Last week in a speech, French President Francois Hollande suddenly used the far stricter goal of limiting temperature increase to 1.5 degrees Celcius. This was hailed by more radical elements as a major victory. The new draft replaces the two degree goal with either the 1.5 degree goal, or “well below 2° C above preindustrial levels.” Others jumped aboard the 1.5 degree bandwagon including Germany and South Africa, and over the weekend, Australia.

Pursuing the two degree goal will lead to tremendous economic costs, a radical reduction of living standards in the developing world, and a major transfer of national sovereignty from nations to the U.N.

Pursuing the 1.5 degree goal is a far more draconian undertaking than that half degree would seem to indicate at first glance. It would require a radical transformation of our economic system and way of life in ways free citizens would never approve if they fully understood.

Developing nations are quite willing to vote for the 1.5 degree target so long as it is clear that their “differentiated responsibilities” mean that the U.S. and other prosperous nations will do all the cutting.

  1. Zero Emissions

The COP21 draft outcome, which his still under discussion, contains a potential goal of “achieving zero global GHG (green house gas) emission by 2060-2080.” Actually (rather than pretending) to pursue this goal would also require a radical and painful transformation unless major technological breakthroughs are made, in for instance, fusion power.
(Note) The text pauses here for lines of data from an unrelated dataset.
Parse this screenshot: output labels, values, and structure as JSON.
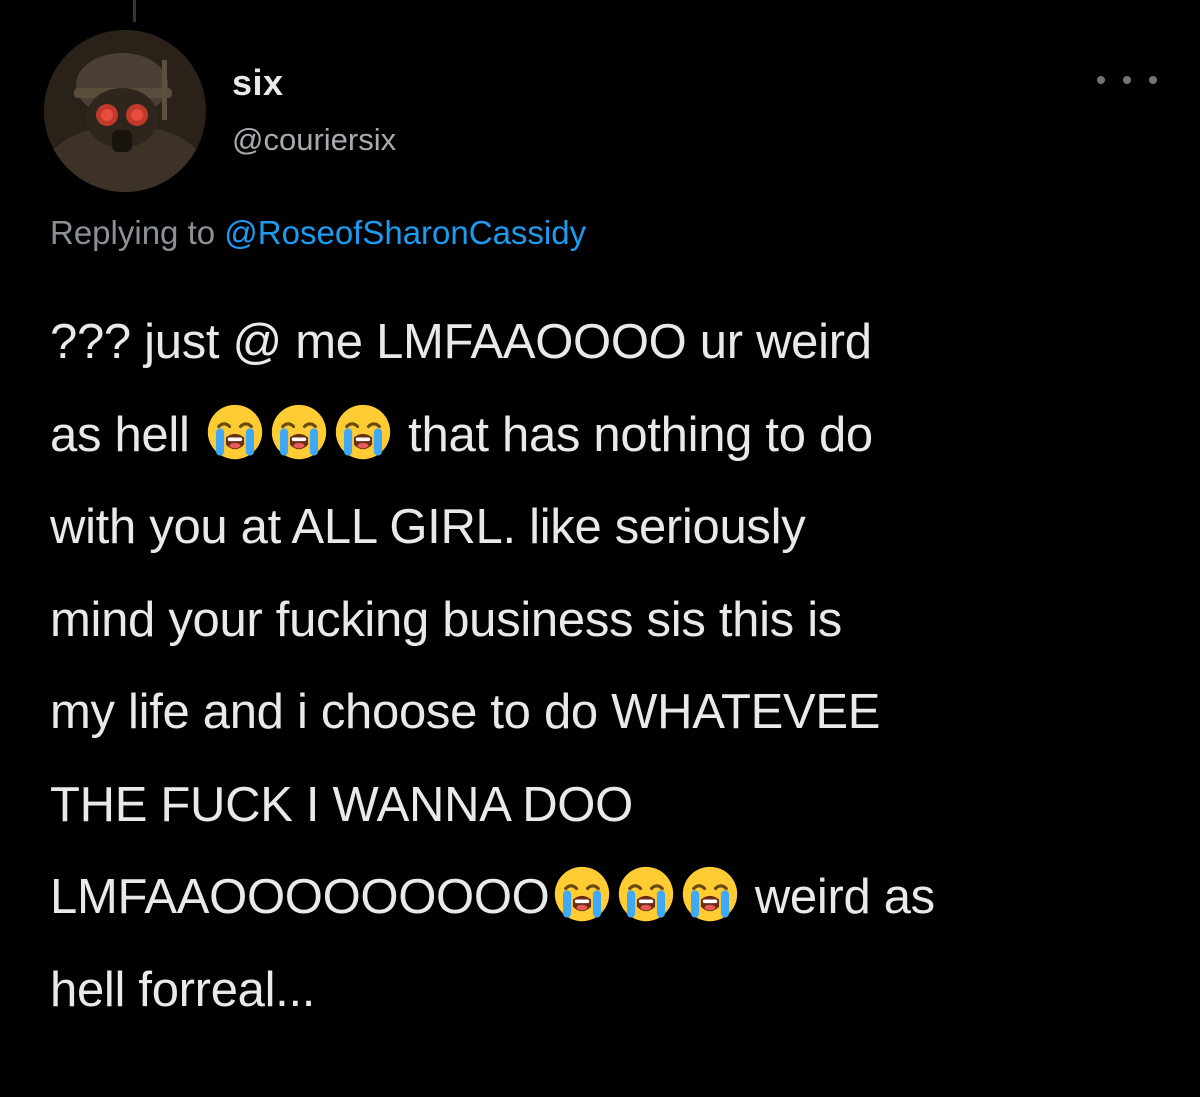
{
  "tweet": {
    "display_name": "six",
    "handle": "@couriersix",
    "reply_prefix": "Replying to",
    "reply_mention": "@RoseofSharonCassidy",
    "body_lines": [
      [
        "??? just @ me LMFAAOOOO ur weird"
      ],
      [
        "as hell ",
        "{emoji}",
        "{emoji}",
        "{emoji}",
        " that has nothing to do"
      ],
      [
        "with you at ALL GIRL. like seriously"
      ],
      [
        "mind your fucking business sis this is"
      ],
      [
        "my life and i choose to do WHATEVEE"
      ],
      [
        "THE FUCK I WANNA DOO"
      ],
      [
        "LMFAAOOOOOOOOO",
        "{emoji}",
        "{emoji}",
        "{emoji}",
        " weird as"
      ],
      [
        "hell forreal..."
      ]
    ],
    "emoji_name": "loudly-crying-face-icon",
    "more_icon": "more-options-icon",
    "avatar_icon": "avatar"
  },
  "colors": {
    "background": "#000000",
    "text_primary": "#e7e9ea",
    "text_secondary": "#8b9096",
    "mention": "#1d9bf0"
  }
}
Inefficient and expensive alternatives such as wind and solar show no signs of ever rising to the task.

  1. Loss and Damage

At a previous conference (COP19) in Warsaw, developing nations made a major push to require developed nations to accept liability for their weather-related “loss and damage.
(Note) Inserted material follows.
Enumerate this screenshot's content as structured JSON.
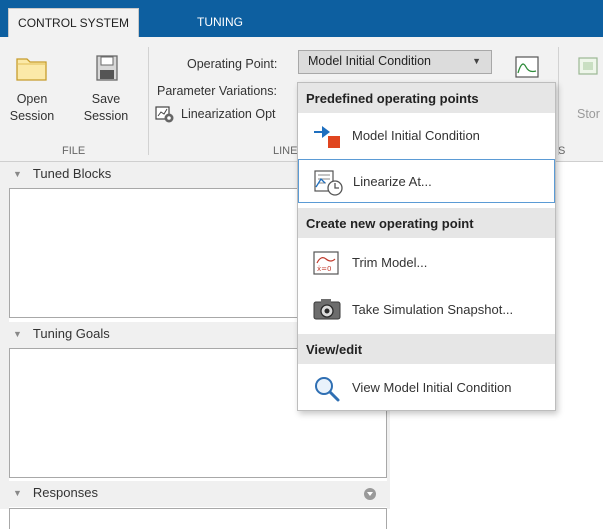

At the time the Philippines had just suffered major damage from Typhoon Haiyan and its lead negotiator, Yeb Sano, staged hunger strike at the conference. Scientific and historical analysis of the typhoon shows no meaningful connection to global warming, however, the emotional appeal was powerful.

The COP21 draft outcome calls for loss and damage in several places and includes an open-ended provision to adopt loss and damage and “risk transfer” schemes after the Warsaw model. Unless developed nations are careful, they could eventually find themselves financially liable for extreme weather losses by poorer nations for which they bear no actual responsibility.

  1. Climate Tribunal 

The draft outcome continues to feature an “International Tribunal of Climate Justice” designed to “address cases of non-compliance with the commitments of developed country Parties.”

Developing nations would sit on the tribunal, but their commitments would not be subject to it. The draft contains the option to substitute the less frightening term compliance “mechanism,” however, that would also amount to developing nations sitting in judgment over developed nations without bringing themselves under the U.N.’s new climate justice jurisdiction.

A Flawed Process In Paris

The tragic flaws in climate science, coupled with a campaign of hype, attempt to suppress any facts that do not fit the warming narrative and will someday be the stuff of legend.

However, even if the inaccurate climate models had proven 100 percent accurate, the COP21 outcome remains deeply flawed. The U.S. negotiating position has always been to resist some of the demands that the U.S. and other prosperous nations take on the full burden and admit some kind of guilt for the prosperity they have brought to the world.

One big issue to watch: To what extent will Obama bow to pressure from other nations and abandon longtime U.S. negotiating positions?

Obama’s recent decision to block the Keystone XL pipeline indicates the value he places on rewarding the green pressure groups that make up a significant part of his party’s coalition. Obama and Kerry badly want to declare a foreign policy victory.

In the end, Obama may be willing to abandon U.S. interests and agree to a very bad deal in Paris, confident that the deal will receive no genuine scrutiny by the media. If the Earth was truly in the predicament hard-line warming campaigners would like us to believe, an expanded U.N. bureaucracy under this flawed agreement would not be an effective way to resolve it.